Mapes was hired to implement her library plan for the upcoming school year, and started the Post-Master’s Certificate in order to be more qualified. Then, relying on what she was learning through her iSchool classes, she created a library program from scratch. Using the Georgia Library Media Association’s Elementary Information Literacy Checklist as her guideline, she purchased new books, current encyclopedias, atlases and thesauri for her library, and began building library lesson plans for students to consult the reference sources to answer research questions.
“It has been, and is, a labor of love!” she says. “I add new lessons every year. I visit my local fantastic Gwinnett County Public Library branch weekly to look at books—I will often see a book that I know my students would like and build a lesson around it.”
The program has been successful, and Mapes also works with K–5 teachers at her school, designing library instruction for students based on what they’re learning in class. “For instance,” she explains, “I saw recently that 2nd grade was working on synonyms. So I created a chart with the synonyms from the book Ella Kazoo Will Not Brush Her Hair by Lee Fox. We discussed the definition of ‘synonym,’ orally brainstormed synonyms for the word ‘good,’ went over the synonyms on the chart for ‘hair,’ then read the story. As a follow-up, they drew hair with colored pencils on an Ella Kazoo I’d copied for them and did a Word Find with words from the story. They loved it!”
A self-described “lifelong learner,” Mapes enthusiastically recommends the iSchool’s certificate program. “[The certificate] would benefit anyone who wants to learn more about their ‘trade’ and be up-to-date on it,” Mapes says. “Every instructor I had was very prompt at responding to questions—that made the online class experience positive.”
During the regular school year, Mapes would take her laptop to the public library’s quiet room and spend hours working on class assignments. It took her just over two years to complete the certificate program; she particularly enjoyed long summers off from work, when her LIS studies gave her something to focus on and learn from each day.
“I will say that technology comes slowly to me,” she laughs. “I had never worked on a group project in Google docs, or created a PowerPoint to present to classmates, or blogged, before spring 2013! Getting this certificate online caused me to stretch and learn and not give up.”
After finishing the program, Mapes submitted her transcript and her Post-Master’s Certificate to her school’s administration, and is waiting to receive a pay raise. But that’s not the part that she’s most excited about.

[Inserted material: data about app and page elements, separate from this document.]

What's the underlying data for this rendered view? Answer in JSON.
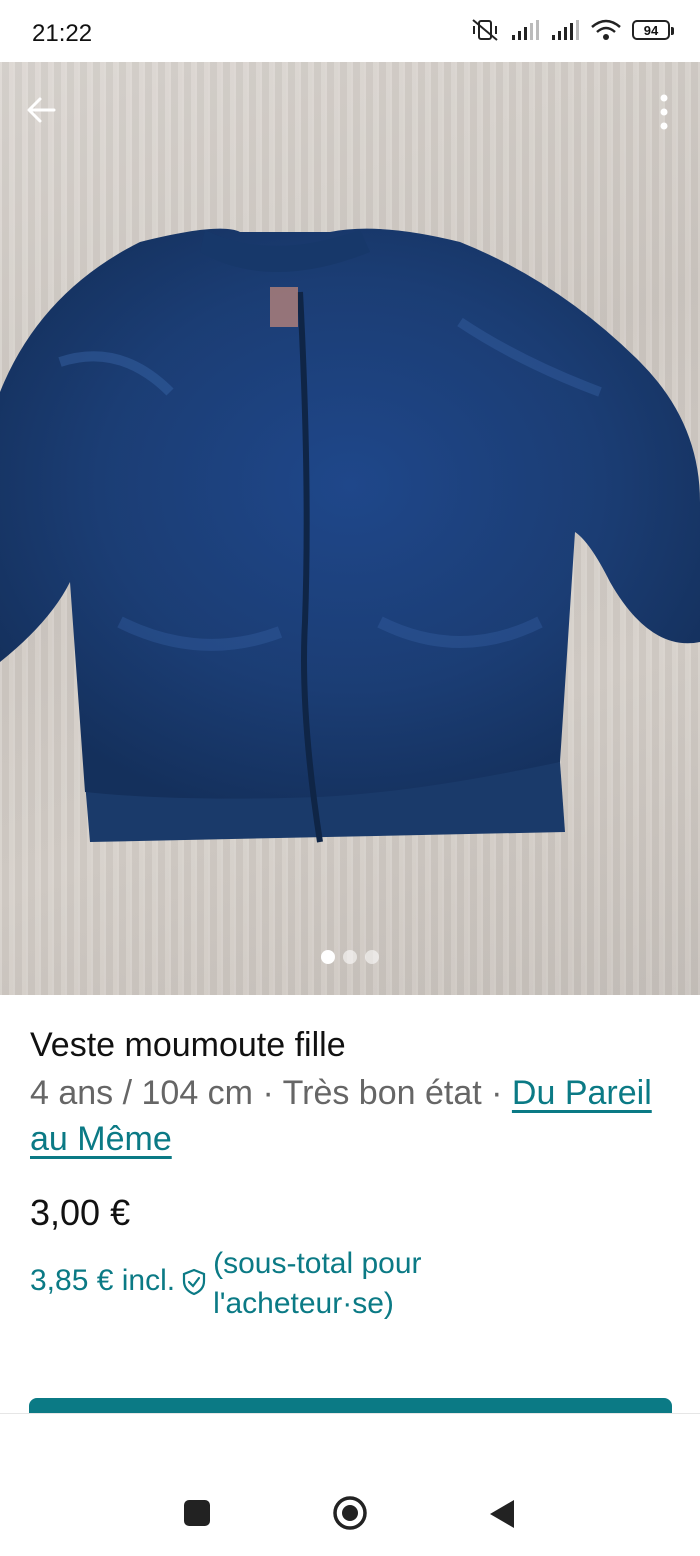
{
  "status_bar": {
    "time": "21:22",
    "battery": "94",
    "icons": [
      "muted-vibrate-icon",
      "signal-icon",
      "signal-icon",
      "wifi-icon",
      "battery-icon"
    ]
  },
  "photo": {
    "description_icon": "jacket-photo",
    "page_count": 3,
    "active_page": 1
  },
  "item": {
    "title": "Veste moumoute fille",
    "size_condition": "4 ans / 104 cm · Très bon état · ",
    "brand": "Du Pareil au Même",
    "price": "3,00 €",
    "price_incl": "3,85 € incl.",
    "price_incl_note": "(sous-total pour l'acheteur·se)"
  },
  "colors": {
    "accent": "#0b7a85",
    "jacket": "#1c3f73"
  }
}
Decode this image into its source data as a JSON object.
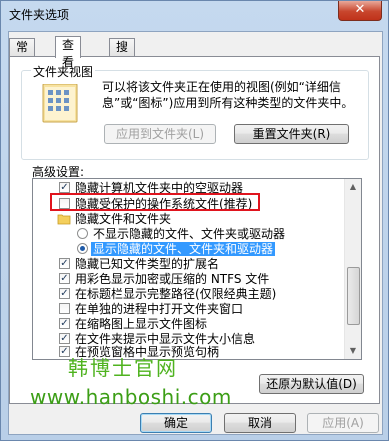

“I feel like I am officially a teacher-librarian,” Mapes says. “I love that title because that is my heart… to teach my K–5th graders about literature and what I call ‘library life skills.’ I also feel like having the Post-Master’s Certificate validates and qualifies me for my position.”